Act quickly to benefit from US-China trade war, says think tank

The Socio-Economic Research Centre says the electric and electronics sector stands to benefit from the US-China trade war. (Bernama pic)

KUALA LUMPUR: A research think tank says Malaysia can reap some benefits from the ongoing trade war between the US and China but warns that Putrajaya will need to act quickly to facilitate trade diversions and the relocation of businesses.

At a press briefing today, Socio-Economic Research Centre (SERC) executive director Lee Heng Guie said the electric and electronics sector could especially benefit from the trade war.

But he said this would depend on whether there is a potential for substitute products affected by the trade war and the constraints faced by companies, such as the shortage of labour.

He said investors in China and the US would be strategising on long-term diversification as the trade war passes the one-year mark.

“The lesson we can learn from the trade war is that we cannot put all our eggs into one basket.

“We have to continue to diversify sources of investments, suppliers, markets and products so that we are not at the mercy of the trade war.”

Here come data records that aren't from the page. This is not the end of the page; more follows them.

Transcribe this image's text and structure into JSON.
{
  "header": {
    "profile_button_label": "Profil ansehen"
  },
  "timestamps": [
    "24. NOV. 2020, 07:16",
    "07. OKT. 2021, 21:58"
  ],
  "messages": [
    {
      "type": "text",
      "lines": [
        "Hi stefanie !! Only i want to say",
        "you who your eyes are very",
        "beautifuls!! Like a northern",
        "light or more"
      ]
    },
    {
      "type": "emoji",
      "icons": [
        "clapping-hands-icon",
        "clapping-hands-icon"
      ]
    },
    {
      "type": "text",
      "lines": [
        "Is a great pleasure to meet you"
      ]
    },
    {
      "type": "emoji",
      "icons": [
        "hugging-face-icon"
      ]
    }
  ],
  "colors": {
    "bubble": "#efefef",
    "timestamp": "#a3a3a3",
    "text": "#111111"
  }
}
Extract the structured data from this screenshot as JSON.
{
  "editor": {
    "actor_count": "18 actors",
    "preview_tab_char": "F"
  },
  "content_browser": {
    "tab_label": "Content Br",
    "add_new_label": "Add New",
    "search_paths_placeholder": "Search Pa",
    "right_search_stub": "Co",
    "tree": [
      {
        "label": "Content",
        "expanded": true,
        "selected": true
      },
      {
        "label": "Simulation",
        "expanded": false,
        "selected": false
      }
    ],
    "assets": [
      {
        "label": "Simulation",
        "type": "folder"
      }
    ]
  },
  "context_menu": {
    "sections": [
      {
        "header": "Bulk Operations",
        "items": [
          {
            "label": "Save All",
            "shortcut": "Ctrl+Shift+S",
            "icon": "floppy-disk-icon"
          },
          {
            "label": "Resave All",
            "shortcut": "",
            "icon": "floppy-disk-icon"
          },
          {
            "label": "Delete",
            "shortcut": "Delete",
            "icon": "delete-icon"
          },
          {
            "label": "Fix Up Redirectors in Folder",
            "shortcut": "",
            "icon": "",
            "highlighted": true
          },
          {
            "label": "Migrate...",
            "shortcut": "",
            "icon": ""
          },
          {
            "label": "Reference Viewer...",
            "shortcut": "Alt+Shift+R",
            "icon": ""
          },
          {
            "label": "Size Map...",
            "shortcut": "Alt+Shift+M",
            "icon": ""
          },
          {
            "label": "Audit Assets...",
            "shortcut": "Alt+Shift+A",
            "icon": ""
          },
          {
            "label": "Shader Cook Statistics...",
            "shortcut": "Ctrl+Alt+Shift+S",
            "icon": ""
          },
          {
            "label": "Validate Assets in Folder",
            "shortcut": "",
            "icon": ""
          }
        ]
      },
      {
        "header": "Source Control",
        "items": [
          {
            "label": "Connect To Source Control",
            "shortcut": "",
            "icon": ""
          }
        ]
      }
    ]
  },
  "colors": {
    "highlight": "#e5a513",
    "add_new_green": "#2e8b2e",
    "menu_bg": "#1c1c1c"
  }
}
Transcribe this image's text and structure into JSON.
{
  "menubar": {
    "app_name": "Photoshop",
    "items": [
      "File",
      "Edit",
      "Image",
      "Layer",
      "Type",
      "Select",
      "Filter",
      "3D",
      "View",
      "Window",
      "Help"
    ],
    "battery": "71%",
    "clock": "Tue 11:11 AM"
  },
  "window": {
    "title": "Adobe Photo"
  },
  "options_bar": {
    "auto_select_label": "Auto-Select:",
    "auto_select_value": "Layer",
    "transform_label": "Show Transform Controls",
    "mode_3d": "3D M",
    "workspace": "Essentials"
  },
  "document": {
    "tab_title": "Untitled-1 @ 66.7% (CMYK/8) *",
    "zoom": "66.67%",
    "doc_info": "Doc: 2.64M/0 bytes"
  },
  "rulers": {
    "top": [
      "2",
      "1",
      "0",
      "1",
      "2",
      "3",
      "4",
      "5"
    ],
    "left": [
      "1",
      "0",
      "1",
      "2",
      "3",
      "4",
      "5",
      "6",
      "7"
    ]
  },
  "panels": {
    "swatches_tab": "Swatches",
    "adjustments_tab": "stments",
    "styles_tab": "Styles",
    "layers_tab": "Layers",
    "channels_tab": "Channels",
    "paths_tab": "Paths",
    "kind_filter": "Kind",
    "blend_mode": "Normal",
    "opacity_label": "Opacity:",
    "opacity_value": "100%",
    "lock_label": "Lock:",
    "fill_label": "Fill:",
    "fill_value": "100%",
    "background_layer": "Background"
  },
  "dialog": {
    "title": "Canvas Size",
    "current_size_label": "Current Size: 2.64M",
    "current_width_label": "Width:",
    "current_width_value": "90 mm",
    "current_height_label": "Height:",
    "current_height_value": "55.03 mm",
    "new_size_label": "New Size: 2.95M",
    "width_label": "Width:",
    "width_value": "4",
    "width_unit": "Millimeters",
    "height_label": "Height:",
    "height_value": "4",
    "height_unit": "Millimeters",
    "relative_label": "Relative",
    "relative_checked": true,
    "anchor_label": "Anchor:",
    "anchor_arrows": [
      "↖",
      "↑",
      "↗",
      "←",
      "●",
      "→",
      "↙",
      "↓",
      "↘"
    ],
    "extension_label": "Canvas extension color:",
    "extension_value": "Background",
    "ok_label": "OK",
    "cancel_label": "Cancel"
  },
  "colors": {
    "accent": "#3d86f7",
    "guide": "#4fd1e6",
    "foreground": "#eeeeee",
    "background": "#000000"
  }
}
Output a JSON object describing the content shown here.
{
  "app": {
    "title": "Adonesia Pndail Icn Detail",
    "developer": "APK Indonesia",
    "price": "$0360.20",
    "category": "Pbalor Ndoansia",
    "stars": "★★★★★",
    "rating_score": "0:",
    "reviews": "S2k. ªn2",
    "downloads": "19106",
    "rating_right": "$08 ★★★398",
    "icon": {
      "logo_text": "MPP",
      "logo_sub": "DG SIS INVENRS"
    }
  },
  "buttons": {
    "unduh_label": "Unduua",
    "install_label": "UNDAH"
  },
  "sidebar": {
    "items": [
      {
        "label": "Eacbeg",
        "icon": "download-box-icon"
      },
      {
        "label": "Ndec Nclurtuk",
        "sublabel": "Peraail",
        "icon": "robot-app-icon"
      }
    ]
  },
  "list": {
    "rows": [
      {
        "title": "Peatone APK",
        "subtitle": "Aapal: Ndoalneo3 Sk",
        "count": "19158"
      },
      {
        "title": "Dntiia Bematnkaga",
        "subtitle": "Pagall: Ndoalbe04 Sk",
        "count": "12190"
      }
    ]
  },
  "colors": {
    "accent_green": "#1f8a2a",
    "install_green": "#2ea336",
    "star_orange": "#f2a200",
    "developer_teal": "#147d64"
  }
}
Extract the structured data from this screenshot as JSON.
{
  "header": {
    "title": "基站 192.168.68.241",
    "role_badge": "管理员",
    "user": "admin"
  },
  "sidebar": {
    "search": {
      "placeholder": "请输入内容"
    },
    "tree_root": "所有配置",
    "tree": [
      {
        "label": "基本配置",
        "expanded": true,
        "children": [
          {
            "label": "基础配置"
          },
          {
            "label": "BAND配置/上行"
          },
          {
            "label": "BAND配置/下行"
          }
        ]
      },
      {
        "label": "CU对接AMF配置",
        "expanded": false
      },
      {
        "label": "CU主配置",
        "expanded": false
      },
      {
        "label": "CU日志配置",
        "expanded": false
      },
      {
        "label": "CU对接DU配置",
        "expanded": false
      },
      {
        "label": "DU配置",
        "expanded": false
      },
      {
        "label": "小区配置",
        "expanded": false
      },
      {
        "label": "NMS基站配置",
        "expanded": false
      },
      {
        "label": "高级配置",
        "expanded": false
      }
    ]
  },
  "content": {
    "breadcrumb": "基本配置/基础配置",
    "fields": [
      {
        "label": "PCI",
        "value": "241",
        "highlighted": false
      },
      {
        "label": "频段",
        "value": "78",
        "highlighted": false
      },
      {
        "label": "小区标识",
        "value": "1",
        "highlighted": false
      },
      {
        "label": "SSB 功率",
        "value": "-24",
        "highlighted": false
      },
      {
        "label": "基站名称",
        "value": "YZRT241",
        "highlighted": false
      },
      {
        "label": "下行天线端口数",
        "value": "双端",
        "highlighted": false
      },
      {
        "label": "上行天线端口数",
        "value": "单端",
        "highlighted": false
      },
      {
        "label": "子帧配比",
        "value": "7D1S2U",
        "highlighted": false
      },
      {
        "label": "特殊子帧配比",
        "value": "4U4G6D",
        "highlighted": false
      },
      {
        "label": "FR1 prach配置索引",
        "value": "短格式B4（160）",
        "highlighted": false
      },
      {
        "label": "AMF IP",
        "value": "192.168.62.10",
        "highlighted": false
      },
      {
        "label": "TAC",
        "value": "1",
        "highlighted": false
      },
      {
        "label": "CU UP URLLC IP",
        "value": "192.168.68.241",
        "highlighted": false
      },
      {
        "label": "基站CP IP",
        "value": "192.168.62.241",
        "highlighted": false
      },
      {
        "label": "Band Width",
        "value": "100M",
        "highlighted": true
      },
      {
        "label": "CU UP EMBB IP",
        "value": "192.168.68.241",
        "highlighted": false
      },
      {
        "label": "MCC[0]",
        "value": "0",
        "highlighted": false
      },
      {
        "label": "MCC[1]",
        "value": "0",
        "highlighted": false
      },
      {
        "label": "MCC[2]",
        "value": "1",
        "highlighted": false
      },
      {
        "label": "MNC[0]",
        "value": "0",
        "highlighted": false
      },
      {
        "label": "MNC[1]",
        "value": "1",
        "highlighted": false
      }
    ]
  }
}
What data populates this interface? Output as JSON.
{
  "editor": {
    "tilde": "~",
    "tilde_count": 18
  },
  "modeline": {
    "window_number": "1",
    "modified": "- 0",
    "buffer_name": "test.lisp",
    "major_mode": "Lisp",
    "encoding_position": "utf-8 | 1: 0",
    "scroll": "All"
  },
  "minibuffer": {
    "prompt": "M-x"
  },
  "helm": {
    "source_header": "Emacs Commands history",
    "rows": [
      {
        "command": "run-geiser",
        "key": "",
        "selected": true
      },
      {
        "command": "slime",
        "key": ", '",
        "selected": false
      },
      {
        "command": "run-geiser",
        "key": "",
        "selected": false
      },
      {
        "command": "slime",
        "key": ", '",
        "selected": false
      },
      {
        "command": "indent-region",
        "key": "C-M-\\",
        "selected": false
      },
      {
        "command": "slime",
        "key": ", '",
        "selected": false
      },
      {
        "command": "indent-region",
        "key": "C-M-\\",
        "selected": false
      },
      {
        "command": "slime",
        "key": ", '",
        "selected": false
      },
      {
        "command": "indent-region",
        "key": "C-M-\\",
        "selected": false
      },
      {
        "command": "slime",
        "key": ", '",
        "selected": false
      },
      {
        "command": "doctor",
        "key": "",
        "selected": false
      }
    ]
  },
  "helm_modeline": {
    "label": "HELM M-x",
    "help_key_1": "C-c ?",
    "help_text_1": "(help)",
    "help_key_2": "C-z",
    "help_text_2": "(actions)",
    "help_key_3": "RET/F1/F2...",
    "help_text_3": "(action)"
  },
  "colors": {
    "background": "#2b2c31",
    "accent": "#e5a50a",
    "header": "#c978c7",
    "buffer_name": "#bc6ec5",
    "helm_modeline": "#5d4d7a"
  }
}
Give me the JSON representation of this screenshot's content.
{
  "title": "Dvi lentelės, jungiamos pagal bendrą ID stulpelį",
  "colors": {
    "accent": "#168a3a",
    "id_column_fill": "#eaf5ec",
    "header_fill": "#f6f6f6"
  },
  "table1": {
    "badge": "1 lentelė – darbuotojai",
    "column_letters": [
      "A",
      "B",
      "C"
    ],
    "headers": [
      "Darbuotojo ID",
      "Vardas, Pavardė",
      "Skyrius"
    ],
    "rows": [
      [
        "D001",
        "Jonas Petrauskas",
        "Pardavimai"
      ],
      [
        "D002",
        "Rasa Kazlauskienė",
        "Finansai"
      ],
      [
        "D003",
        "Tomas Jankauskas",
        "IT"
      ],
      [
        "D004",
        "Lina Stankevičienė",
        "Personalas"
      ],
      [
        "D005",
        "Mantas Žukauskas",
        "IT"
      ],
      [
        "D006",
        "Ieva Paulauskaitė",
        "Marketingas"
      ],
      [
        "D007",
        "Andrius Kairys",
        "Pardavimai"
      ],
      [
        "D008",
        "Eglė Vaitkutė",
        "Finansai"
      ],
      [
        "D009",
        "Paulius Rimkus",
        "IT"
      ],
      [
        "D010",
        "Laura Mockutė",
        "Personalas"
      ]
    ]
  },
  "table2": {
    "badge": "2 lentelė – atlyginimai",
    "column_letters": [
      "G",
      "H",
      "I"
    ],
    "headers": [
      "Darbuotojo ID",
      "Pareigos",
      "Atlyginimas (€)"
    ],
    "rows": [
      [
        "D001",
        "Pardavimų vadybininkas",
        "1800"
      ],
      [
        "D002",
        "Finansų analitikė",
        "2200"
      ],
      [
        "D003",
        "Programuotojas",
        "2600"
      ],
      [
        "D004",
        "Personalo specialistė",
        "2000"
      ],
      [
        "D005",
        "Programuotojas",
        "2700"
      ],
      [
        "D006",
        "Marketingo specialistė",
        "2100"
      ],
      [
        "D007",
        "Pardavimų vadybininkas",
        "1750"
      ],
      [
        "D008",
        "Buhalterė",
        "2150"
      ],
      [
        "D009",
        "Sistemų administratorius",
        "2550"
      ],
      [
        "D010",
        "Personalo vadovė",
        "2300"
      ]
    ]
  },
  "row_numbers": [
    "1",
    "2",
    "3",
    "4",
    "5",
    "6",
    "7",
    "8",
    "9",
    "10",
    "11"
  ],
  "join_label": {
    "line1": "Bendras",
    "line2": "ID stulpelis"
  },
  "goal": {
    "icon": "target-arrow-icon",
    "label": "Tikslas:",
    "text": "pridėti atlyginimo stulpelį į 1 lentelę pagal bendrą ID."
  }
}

He advised Putrajaya to focus on strengthening its economic fundamentals and leveraging Malaysia’s strategic location, not just as a production centre but as a transhipment hub as well.

“It can consider an export credit scheme for SMEs to build their export capacity, reduce export duty on raw materials, assist in the exploration of new markers and provide incentives to attract multinational companies to establish principal hubs in Malaysia,” he said.

Lee urged the government to clarify the ongoing negotiations for the Comprehensive and Progressive Agreement for Trans-Pacific Partnership and expedite the Regional Comprehensive Economic Partnership.

He also urged the government to draw up plans to stimulate higher domestic investments and attract more quality foreign direct investments (FDI).

“We have attracted a lot of approved FDI but our approved domestic direct investments (DDI) continue to contract in the first quarter of the year by almost 30.5%.

“We need to balance the contribution between FDI and DDI.”

He suggested that the government look into ways to ease the costs of doing business, reduce regulatory requirements, review investment incentives and expedite incentives announced in Budget 2019.